Speaker 1:

I'm gonna be talking a little bit about shocker here generative AI. I was looking over some articles and some interesting findings from a recent survey that Cisco did. It exposes the ongoing struggle companies face in keeping their private information safe from the potential hazards of Gen AI. And no, that is not a new Gen Z, gen Q, generative AI. That is so the battle against generative AI in the corporate realm. In the wake of chat GPT's public launch, the industry giants such as Apple and Verizon made headlines by imposing bans on the use of generative AI at work. However, cisco's survey reveals that these companies were not alone in their concerns. Over 25% of companies have outright banned the use of generative AI tools, while 63% and 61% have respectively limited to data employees can input and the specific Gen AI tools they can utilize. Let's talk about the Achilles' Heal and Data Leakage. The heart of these restrictions lies in the fear that employees might inadvertently leak sensitive company information to third parties like OpenAI. A staggering 68% of respondents share this concern and emphasizing the potential risks of data misuse by external entities. Cisco's chief legal officer, dev Stalovpuf S-T-A-H-L-K-O-P-F. Sorry if I botched that Dev emphasizes the need for companies to conduct thorough AI impact assessments, highlighting the delicate balance between AI innovation and data protection, off the shelf tools and corporate headaches like desperate restrictions. The survey unveils a surprising reality here 62% of respondents have input information about internal processes into Gen AI tools. This suggests that, even with precautions in place, the popularity of the off the shelf tools like ChatGPT poses challenges for corporate privacy professionals. Indeed, it does. Companies like Salesforce aimed to capitalize on this uncertainty, offering products that promised to secure sensitive data from system storage and screen for toxicity in AI model responses Going into legal battles and intellectual property concerns.

Speaker 1:

The survey exposes another layer of anxiety for security and privacy professionals. Oh, anxiety, we all feel that as adults. You know what I'm saying Every day the fear that AI companies are using public data to train models and fringing on businesses' intellectual property. Legal battles, such as the recent lawsuit by the New York Times against open AI, highlighted the growing tension between AI development and protecting intellectual assets.

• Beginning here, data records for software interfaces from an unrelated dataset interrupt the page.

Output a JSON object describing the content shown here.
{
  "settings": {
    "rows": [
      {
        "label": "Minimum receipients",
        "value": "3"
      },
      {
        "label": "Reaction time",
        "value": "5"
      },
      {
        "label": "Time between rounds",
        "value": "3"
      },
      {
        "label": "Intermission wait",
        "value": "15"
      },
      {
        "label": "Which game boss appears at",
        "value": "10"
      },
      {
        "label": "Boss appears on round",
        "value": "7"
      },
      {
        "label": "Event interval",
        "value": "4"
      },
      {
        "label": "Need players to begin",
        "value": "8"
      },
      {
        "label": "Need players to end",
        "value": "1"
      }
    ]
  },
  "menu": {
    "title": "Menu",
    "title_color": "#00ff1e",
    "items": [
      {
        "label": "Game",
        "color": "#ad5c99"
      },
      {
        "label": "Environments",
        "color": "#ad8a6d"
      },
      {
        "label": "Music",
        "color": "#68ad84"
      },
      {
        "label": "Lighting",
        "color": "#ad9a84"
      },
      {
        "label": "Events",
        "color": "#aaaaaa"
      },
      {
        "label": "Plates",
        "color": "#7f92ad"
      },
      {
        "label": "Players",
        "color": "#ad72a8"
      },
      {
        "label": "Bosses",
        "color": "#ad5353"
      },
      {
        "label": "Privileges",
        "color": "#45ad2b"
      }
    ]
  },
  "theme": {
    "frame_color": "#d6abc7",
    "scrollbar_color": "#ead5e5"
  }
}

Are companies unwittingly contributing to the very systems that could displace jobs and compromise proprietary information? I don't think so, but we can get into that later. In conclusion, privacy legislation as a beacon of hope. As Gen AI landscape evolves, the need for robust privacy protections becomes increasingly evident. Despite the absence of long-promised federal privacy legislation in the US, cisco's survey demonstrates that 80% of respondents believe regional privacy laws have helped their companies. Advocating for a more comprehensive legal framework, dev underscores the importance of treating privacy as a business imperative rather than a mere compliance exercise, emphasizing that organizations prioritizing privacy will thrive in this era of AI.

Speaker 1:

Oh man, that's a good one, right? I like that. Listen. This article is pretty interesting. If you wanna dive more into it, please do so. I'll share it in the notes. But I think a lesson here is that the biggest challenge in today's world and today's businesses, as we evolve, as privacy evolves, as technology evolves, it's always gonna be that question innovation versus privacy how do we balance the two? That's gonna be a challenge that forever will continue, but I think it will improve and we shall see. So next time, next week, whatever, as I mean. Thank you guys for tuning in, as always. Appreciate the support. Hope you enjoy these. Would love to hear from you. Reach out, I'm there, I'm on social media, hit me up. Anyways, just remember one thing in the world of evolving technology, privacy is always paramount, but you gotta find that balance right, because we love technology. All right, see you guys next week. Cameron Ivy, over and out.